Some business owners have heard of the federal law, the Fair Debt Collection Practices Act.  Fewer have heard of the North Carolina Debt Collection Act (the “NCDCA”).  The NCDCA prohibits debt collectors from collecting or attempting to collect a debt alleged to be due and owing from a consumer by means of unfair threats, harassment, unreasonable publication, deceptive representation or other unconscionable means.  There is a lengthy non-exclusive list of act in the NCDCA that are deemed to be improper.  When business owners attempt to collect debts, they could be subject to civil fines if challenged by their debtors.

It’s likely that very few business owners have heard of Reid v. Ayers, a North Carolina Court of Appeals case from 2000.  But Reid v. Ayers is perhaps the biggest reason that business owners should engage an attorney to assist with collection efforts when attempting to collect from a consumer.  Reid v. Ayers held that attorneys are exempt from the North Carolina Debt Collection Act for collecting “debts” on behalf of their clients. Although attorneys who handle collection disputes such as Maginnis Law are still bound by their ethical obligations, this exemption allows an attorney to have an easier time of collecting from “debtors.”
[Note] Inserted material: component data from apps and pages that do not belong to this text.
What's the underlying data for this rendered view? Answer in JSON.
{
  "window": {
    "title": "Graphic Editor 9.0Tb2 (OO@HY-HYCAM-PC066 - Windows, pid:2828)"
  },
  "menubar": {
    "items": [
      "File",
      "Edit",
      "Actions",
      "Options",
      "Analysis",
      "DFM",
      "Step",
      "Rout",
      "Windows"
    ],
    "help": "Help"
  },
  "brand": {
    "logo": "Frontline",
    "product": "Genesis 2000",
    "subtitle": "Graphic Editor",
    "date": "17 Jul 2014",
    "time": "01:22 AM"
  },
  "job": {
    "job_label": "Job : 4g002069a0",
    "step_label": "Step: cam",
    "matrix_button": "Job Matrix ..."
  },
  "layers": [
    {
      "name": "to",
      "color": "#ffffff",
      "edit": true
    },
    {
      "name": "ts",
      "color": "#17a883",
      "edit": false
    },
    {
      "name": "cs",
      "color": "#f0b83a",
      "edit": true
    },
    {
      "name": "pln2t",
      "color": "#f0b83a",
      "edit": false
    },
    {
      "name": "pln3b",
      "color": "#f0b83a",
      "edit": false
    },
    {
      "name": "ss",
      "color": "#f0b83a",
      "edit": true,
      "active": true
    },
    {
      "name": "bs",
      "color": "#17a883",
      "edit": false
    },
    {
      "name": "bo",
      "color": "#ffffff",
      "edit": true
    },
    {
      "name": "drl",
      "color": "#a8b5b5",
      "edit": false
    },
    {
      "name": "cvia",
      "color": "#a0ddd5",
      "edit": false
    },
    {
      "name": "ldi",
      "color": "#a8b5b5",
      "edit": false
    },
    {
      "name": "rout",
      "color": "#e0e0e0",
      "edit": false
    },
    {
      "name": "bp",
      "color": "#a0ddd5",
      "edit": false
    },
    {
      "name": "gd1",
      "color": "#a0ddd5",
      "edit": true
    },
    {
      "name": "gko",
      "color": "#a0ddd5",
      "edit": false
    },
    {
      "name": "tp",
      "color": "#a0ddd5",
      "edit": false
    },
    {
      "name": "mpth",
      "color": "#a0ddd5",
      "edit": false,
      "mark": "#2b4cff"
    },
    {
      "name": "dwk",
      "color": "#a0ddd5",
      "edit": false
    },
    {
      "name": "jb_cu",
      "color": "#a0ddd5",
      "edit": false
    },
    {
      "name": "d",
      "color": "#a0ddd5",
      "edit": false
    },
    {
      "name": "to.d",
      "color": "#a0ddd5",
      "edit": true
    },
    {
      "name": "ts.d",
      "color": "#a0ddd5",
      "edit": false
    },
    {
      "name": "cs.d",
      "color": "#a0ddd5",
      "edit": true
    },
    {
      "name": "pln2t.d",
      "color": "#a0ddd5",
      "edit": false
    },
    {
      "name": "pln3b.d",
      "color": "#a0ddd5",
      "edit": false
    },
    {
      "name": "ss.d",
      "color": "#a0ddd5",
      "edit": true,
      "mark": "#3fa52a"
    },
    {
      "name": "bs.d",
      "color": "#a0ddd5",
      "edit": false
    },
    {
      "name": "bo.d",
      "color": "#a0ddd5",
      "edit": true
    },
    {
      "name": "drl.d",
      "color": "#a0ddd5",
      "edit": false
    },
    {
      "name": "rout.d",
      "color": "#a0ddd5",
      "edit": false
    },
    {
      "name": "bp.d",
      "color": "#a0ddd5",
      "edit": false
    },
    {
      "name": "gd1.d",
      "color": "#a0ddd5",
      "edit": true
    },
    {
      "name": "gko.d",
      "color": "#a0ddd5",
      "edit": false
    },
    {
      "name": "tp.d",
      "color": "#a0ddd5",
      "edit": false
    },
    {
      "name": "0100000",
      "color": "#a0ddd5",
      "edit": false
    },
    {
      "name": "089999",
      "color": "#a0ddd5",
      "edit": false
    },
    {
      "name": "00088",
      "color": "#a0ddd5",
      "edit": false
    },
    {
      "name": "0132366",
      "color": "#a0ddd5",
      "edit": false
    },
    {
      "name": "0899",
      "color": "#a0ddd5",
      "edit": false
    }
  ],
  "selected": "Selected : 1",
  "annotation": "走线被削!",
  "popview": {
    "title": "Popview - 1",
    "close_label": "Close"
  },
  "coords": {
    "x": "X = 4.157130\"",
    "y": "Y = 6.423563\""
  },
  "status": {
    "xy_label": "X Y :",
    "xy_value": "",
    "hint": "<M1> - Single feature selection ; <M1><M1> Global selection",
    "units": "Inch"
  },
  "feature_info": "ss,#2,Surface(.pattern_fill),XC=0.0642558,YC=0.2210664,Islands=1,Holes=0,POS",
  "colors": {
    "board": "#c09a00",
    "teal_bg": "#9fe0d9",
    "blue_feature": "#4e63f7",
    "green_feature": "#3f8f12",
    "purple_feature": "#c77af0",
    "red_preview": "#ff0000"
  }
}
I put “debts” in quotes in the last paragraph because the definition of “debt” in this legal context is probably broader than it is in normal conversation.  Debt is actually broadly defined in this context, perhaps more broadly than you might think.  Under debt collection law, debt is defined as “any obligation or alleged obligation of a consumer to pay money arising out of a transaction in which the money, property, insurance, or services which are the subject of the transaction are primarily for personal, family, or household purposes, whether or not such obligation has been reduced to judgment.”  For example, Reid v. Ayers found that condominium association dues, assessments, and back rent are properly classified as debt.  So the term debt is construed broadly under the law.

Now, on the consumer end of things, claims under the NCDCA must also satisfy the requirements of a more general claim under the North Carolina Unfair and Deceptive Trade Practices Act (the “NCUDTPA”.)  The NCUDTPA prohibits “unfair methods of competition in or affecting commerce, and unfair or deceptive acts or practices in or affecting commerce.”  To establish a violation of the NCUDTPA, a consumer must show that the business committed (1) an unfair or deceptive act; (2) in or affecting commerce; (3) that proximately caused injury to the consumer.  The business does not have to intend for their act to be deceptive in order for it to qualify.  If you feel that you have been injured by an unfair or deceptive act while a business was attempting to collect from you, it is possible that you may have a claim under the NCDCA.  Business owners cannot go to any length in order to collect from you, and you are entitled to protect your rights as well.

Whether you are a business owner seeking to collect debt from a consumer, or you are a consumer who feels that a business owner is unfairly or wrongfully attempting to collect a debt from you, you may want to consider hiring an attorney to assist you in the process.

Ed Maginnis of Maginnis Law, PLLC is an attorney practicing civil business litigation and representing individuals in Raleigh, Cary, Apex, and Holly Springs, North Carolina.  He also services clients in Wake County, and throughout the state.  Contact him at 919-526-0450 or email him at to discuss your legal issues.